The UK’s measurement of carbon emissions is considered among the best in the world, with a 97% accuracy rate. Indeed, our inventory of carbon emissions is among the world’s most comprehensive, covering all sectors of the economy. However, we are always looking to improve our accuracy in this area, and that work is guided by the National Inventory Steering Committee, which meets twice a year.
I hope that my right hon. Friend will also consider excellent the fact that we overachieved against our first carbon budget to 2012 and that we are on track to over-achieve by 5% and 4% respectively against our second and third carbon budgets. However, I am afraid that he is being his usual mischievous self in asking about the fourth carbon budget, which is something that I shall be talking more about when we launch our clean growth strategy, so he will have to be patient just a little bit longer.
We await the hon. Lady’s oration on that occasion with eager anticipation.
The Minister’s response is simply not good enough. We have waited for report after report, and these carbon budgets have been delayed time and again. I know that we have had an unnecessary and uncosted election, but even the United Nations is saying that our air is not clean. It is time that the Government took this seriously, acted and told the House the exact figures.
I think the hon. Gentleman is showing the effect of our late sitting hours with his grumpiness. He should be celebrating the fact that Britain has led the world in decarbonising our economy, while growing the economy at a greater rate than any other G7 country. If he wants more affirmation, he should read the PwC report on that. What we have to do now is set out a very difficult and long-term plan to meet the fourth and fifth carbon budgets and to go beyond. As always, that requires all of us to support this difficult progress right across the economy. I hope that the hon. Gentleman will have a cup of coffee and cheer up.

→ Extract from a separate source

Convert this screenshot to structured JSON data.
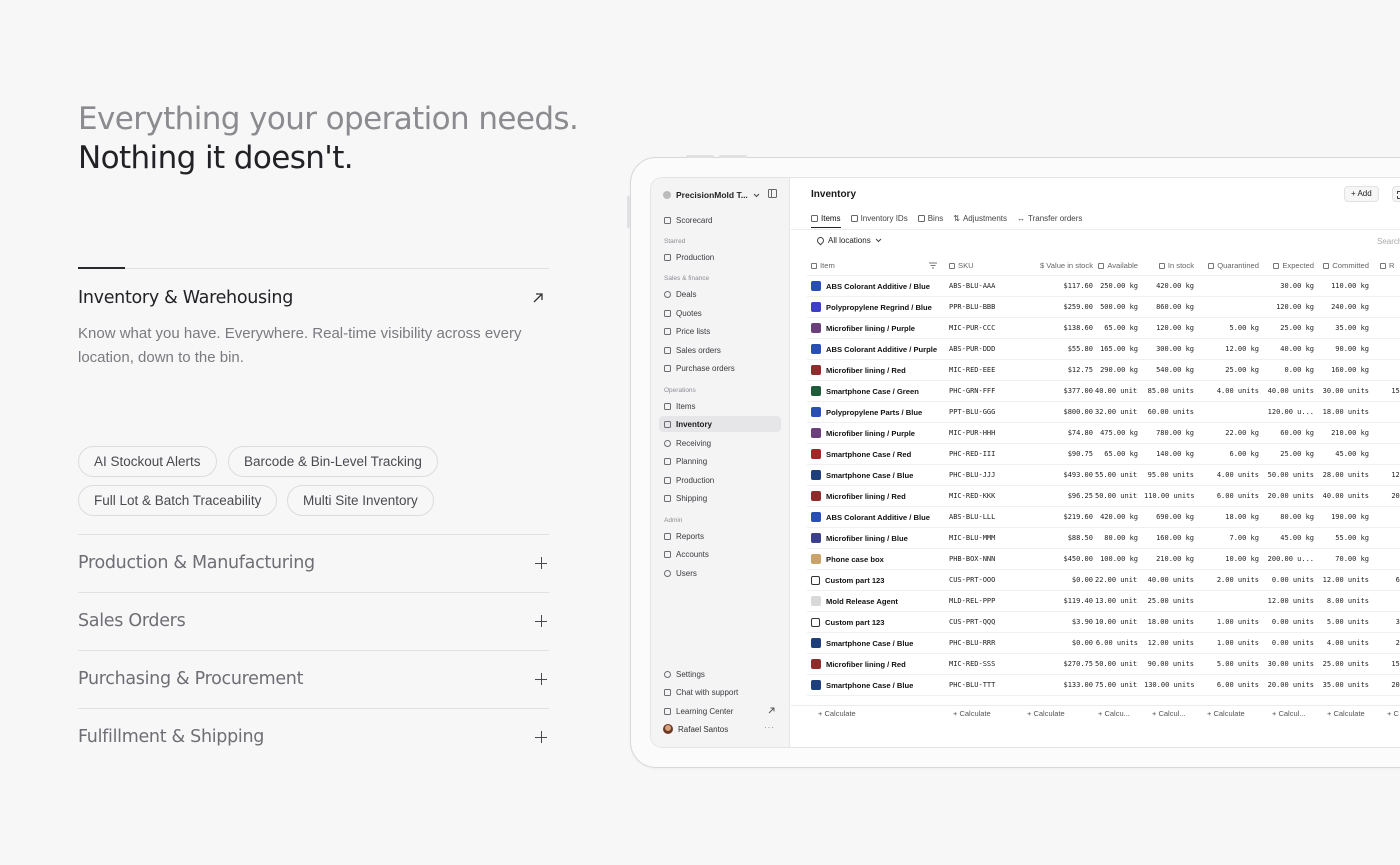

The Minister is right to say that we have an excellent method of calculating our emissions, but she might have pointed out that other countries do not, and that the Intergovernmental Panel on Climate Change is currently preparing updated guidelines on how best to account for emissions. Will she confirm that, for that vital work to proceed, the UK Government will be one of those who increase their financial contribution to the IPCC to make good the shortfall left by President Trump’s decision to pull out of the Paris agreement? Does she also agree, now that the cost of offshore wind energy has fallen by a half in just two years, that those are the easiest emissions to calculate, because they are zero?

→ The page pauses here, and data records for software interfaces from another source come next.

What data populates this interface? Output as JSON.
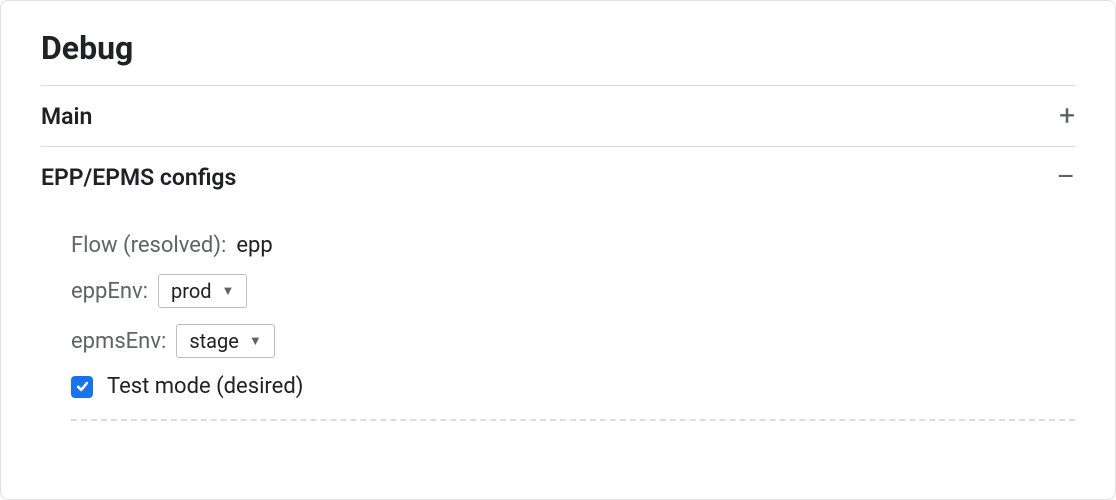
{
  "panel": {
    "title": "Debug"
  },
  "sections": {
    "main": {
      "title": "Main",
      "expand_icon": "+"
    },
    "configs": {
      "title": "EPP/EPMS configs",
      "expand_icon": "–"
    }
  },
  "configs": {
    "flow": {
      "label": "Flow (resolved):",
      "value": "epp"
    },
    "eppEnv": {
      "label": "eppEnv:",
      "selected": "prod"
    },
    "epmsEnv": {
      "label": "epmsEnv:",
      "selected": "stage"
    },
    "testMode": {
      "label": "Test mode (desired)",
      "checked": true
    }
  }
}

I hope that the hon. Gentleman will celebrate the fact that we entirely agree and have committed to increasing our contribution to the funding of that agency, directly as a result of the pull-out of the USA from the Paris agreement—although technically it cannot withdraw until 2020.